_WHAT THE TASK ASKS_
Across the entries that follow, work out the number of lines containing the string "JSON", and state it alone.

_DATASET ENTRIES_
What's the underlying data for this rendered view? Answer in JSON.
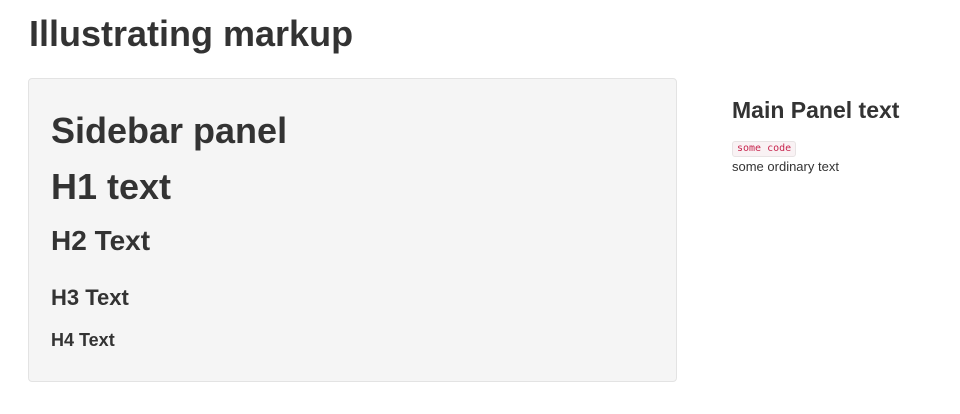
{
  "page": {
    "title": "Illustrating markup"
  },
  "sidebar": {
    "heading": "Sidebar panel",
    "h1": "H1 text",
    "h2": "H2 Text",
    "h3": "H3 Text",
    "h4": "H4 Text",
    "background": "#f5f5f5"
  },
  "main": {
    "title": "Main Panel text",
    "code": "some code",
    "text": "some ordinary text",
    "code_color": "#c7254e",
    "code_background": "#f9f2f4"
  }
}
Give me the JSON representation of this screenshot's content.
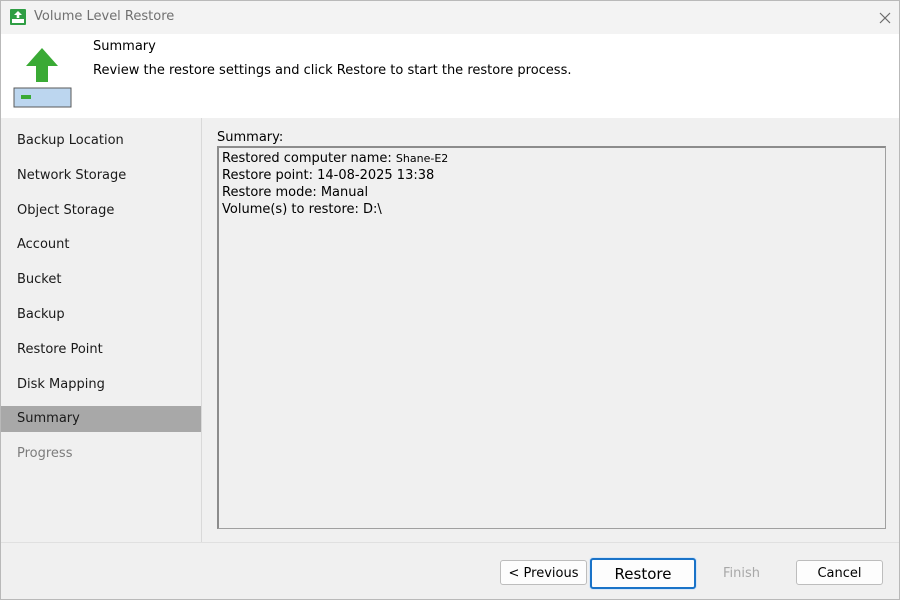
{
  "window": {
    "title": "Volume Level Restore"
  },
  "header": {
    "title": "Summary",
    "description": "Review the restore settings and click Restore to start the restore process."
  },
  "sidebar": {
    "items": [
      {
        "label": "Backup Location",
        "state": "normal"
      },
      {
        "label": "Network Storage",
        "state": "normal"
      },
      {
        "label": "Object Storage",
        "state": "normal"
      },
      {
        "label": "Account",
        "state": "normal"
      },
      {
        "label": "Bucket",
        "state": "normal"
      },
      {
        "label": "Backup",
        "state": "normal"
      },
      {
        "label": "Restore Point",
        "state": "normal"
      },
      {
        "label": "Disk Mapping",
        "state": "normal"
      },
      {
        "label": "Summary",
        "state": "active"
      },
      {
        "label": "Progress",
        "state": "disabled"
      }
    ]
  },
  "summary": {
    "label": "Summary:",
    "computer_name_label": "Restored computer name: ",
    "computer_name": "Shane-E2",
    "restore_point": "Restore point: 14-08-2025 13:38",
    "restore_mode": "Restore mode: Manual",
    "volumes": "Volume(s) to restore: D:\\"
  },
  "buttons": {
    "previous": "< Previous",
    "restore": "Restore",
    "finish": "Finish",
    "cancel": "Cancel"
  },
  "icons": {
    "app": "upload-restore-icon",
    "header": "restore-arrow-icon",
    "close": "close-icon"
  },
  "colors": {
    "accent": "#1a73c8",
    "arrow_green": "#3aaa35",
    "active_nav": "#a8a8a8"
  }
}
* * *
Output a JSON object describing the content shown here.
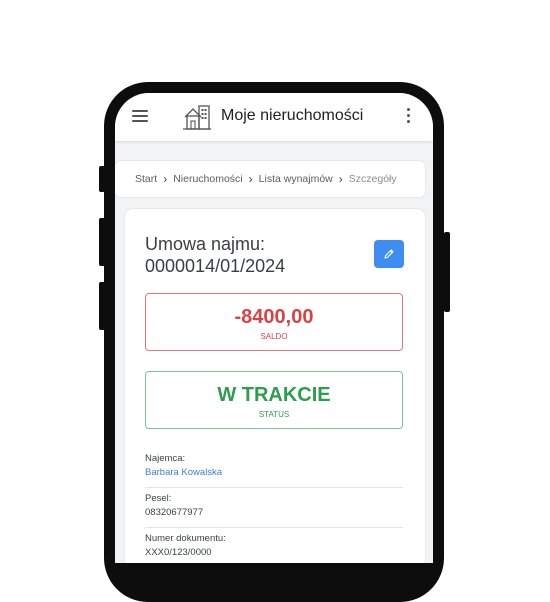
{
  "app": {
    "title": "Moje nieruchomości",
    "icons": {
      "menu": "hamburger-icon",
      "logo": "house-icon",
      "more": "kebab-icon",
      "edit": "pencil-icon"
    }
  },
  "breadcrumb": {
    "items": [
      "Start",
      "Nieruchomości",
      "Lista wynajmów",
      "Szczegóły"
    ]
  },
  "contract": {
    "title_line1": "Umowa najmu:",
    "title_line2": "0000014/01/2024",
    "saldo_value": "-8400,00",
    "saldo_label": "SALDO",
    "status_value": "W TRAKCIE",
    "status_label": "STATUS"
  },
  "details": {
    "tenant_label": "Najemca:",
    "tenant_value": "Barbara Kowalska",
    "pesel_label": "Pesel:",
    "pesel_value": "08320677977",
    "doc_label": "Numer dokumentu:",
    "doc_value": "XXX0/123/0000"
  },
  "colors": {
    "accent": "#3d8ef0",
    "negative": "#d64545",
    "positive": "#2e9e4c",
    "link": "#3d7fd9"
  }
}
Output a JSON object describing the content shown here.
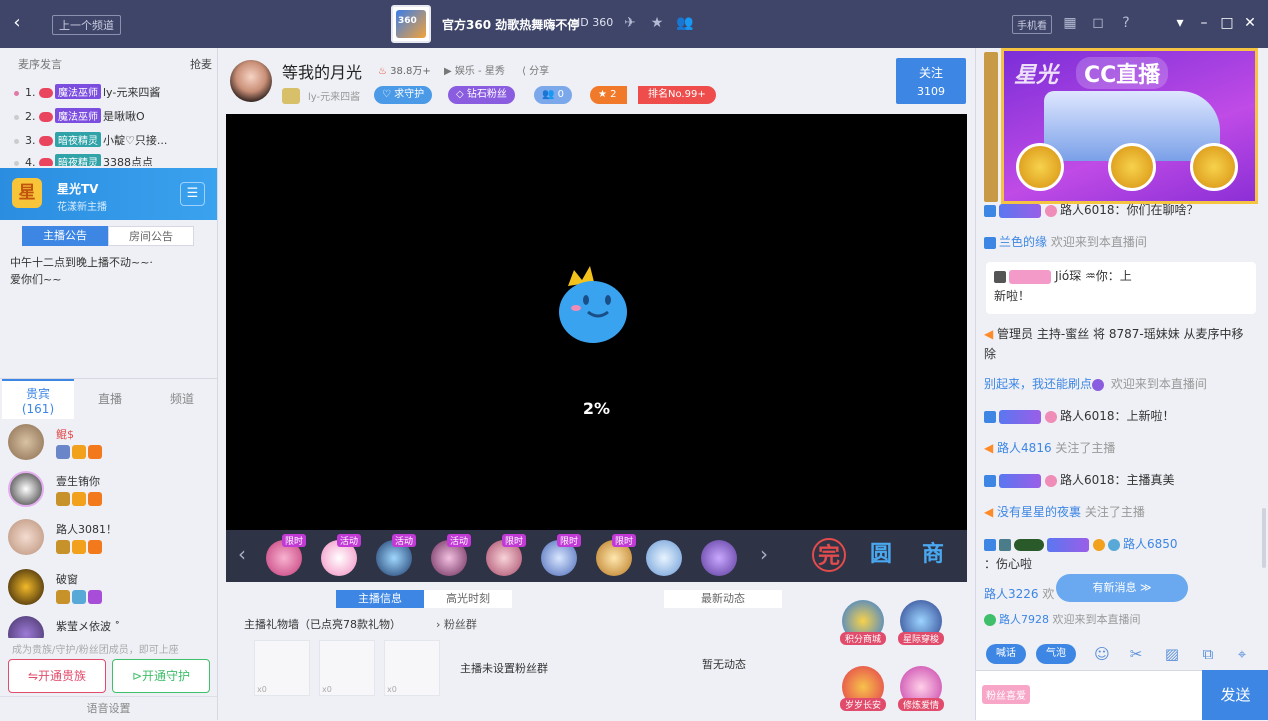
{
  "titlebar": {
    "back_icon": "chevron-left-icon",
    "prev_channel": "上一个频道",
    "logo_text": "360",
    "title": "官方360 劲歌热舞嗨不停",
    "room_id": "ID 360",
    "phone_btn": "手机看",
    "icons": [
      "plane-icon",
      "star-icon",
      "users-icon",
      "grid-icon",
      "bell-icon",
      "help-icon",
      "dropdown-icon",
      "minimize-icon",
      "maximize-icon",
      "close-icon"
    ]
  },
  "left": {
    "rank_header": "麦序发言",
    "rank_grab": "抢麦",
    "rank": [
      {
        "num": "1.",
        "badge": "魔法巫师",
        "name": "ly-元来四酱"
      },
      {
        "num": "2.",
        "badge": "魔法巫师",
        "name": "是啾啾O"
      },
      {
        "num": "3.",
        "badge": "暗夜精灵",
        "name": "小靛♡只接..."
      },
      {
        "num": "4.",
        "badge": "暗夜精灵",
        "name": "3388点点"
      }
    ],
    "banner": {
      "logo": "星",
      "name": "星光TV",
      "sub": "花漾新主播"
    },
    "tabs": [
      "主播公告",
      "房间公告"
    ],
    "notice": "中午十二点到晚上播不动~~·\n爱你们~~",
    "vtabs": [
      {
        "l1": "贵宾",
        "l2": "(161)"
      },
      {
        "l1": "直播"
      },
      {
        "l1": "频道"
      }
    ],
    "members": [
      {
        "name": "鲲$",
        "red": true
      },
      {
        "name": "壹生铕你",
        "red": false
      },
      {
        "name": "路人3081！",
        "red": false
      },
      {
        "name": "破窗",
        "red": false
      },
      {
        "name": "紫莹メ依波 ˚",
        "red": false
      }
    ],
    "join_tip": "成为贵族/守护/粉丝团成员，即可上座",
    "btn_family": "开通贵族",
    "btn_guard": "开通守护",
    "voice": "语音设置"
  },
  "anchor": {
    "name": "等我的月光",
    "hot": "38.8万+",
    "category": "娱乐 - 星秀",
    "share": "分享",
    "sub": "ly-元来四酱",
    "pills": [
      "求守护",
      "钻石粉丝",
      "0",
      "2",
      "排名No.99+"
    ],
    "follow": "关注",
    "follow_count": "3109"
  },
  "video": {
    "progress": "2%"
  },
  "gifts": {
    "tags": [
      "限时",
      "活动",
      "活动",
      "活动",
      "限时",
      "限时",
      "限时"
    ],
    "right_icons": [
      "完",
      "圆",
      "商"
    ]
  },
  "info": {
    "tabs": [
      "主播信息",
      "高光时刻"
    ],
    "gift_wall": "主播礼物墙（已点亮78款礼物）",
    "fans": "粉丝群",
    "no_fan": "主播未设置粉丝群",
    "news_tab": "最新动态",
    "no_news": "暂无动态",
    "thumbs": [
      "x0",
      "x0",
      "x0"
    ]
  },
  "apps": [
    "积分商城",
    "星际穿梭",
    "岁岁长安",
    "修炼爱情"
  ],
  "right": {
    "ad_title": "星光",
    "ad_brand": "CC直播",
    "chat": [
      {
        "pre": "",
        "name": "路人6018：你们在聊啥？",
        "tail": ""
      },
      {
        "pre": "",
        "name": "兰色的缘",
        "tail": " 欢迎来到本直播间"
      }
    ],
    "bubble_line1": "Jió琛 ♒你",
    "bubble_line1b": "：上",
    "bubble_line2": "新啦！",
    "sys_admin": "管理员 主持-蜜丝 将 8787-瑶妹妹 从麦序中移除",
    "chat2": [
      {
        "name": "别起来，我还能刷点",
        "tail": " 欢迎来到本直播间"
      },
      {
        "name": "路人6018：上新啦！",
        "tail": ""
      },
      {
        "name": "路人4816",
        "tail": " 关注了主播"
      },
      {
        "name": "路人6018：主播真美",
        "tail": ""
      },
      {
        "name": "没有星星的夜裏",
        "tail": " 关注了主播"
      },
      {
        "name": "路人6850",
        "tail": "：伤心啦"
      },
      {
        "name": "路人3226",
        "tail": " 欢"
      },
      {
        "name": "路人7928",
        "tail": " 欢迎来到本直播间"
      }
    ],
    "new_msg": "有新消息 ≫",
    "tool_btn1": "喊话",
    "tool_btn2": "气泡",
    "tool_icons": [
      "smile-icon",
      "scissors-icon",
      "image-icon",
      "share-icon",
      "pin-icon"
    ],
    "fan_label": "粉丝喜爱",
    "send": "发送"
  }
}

_RESPONSE AREA_
4